[ACTION ITEM] Nothing in the data may be altered; the answer is a verbatim copy of it.

[INFORMATION SHOWN]
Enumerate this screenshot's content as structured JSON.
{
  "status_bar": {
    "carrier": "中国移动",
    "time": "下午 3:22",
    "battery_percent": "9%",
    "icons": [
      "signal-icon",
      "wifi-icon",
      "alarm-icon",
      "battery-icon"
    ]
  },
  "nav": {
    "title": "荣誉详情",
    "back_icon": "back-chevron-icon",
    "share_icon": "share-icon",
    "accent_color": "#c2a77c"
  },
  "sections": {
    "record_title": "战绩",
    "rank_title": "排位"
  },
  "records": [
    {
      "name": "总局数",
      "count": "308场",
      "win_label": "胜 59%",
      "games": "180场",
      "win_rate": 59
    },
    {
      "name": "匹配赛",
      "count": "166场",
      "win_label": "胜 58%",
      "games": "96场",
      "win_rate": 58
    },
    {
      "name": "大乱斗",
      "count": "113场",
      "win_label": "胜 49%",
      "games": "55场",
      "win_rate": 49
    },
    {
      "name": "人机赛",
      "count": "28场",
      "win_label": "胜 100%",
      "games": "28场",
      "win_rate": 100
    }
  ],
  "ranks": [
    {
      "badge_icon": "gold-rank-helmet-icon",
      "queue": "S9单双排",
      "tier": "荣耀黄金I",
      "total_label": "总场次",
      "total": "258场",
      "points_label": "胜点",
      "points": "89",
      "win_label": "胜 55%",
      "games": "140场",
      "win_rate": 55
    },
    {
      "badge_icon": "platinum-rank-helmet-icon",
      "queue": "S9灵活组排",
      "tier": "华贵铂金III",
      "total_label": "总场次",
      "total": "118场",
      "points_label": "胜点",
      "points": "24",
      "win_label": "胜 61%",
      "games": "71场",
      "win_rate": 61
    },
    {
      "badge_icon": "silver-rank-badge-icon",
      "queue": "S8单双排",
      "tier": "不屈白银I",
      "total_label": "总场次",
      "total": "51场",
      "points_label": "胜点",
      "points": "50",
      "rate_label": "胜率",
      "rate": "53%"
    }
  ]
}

[ANSWER SECTION]
Enumerate this screenshot's content as structured JSON.
{
  "status_bar": {
    "carrier": "中国移动",
    "time": "下午 3:22",
    "battery_percent": "9%",
    "icons": [
      "signal-icon",
      "wifi-icon",
      "alarm-icon",
      "battery-icon"
    ]
  },
  "nav": {
    "title": "荣誉详情",
    "back_icon": "back-chevron-icon",
    "share_icon": "share-icon",
    "accent_color": "#c2a77c"
  },
  "sections": {
    "record_title": "战绩",
    "rank_title": "排位"
  },
  "records": [
    {
      "name": "总局数",
      "count": "308场",
      "win_label": "胜 59%",
      "games": "180场",
      "win_rate": 59
    },
    {
      "name": "匹配赛",
      "count": "166场",
      "win_label": "胜 58%",
      "games": "96场",
      "win_rate": 58
    },
    {
      "name": "大乱斗",
      "count": "113场",
      "win_label": "胜 49%",
      "games": "55场",
      "win_rate": 49
    },
    {
      "name": "人机赛",
      "count": "28场",
      "win_label": "胜 100%",
      "games": "28场",
      "win_rate": 100
    }
  ],
  "ranks": [
    {
      "badge_icon": "gold-rank-helmet-icon",
      "queue": "S9单双排",
      "tier": "荣耀黄金I",
      "total_label": "总场次",
      "total": "258场",
      "points_label": "胜点",
      "points": "89",
      "win_label": "胜 55%",
      "games": "140场",
      "win_rate": 55
    },
    {
      "badge_icon": "platinum-rank-helmet-icon",
      "queue": "S9灵活组排",
      "tier": "华贵铂金III",
      "total_label": "总场次",
      "total": "118场",
      "points_label": "胜点",
      "points": "24",
      "win_label": "胜 61%",
      "games": "71场",
      "win_rate": 61
    },
    {
      "badge_icon": "silver-rank-badge-icon",
      "queue": "S8单双排",
      "tier": "不屈白银I",
      "total_label": "总场次",
      "total": "51场",
      "points_label": "胜点",
      "points": "50",
      "rate_label": "胜率",
      "rate": "53%"
    }
  ]
}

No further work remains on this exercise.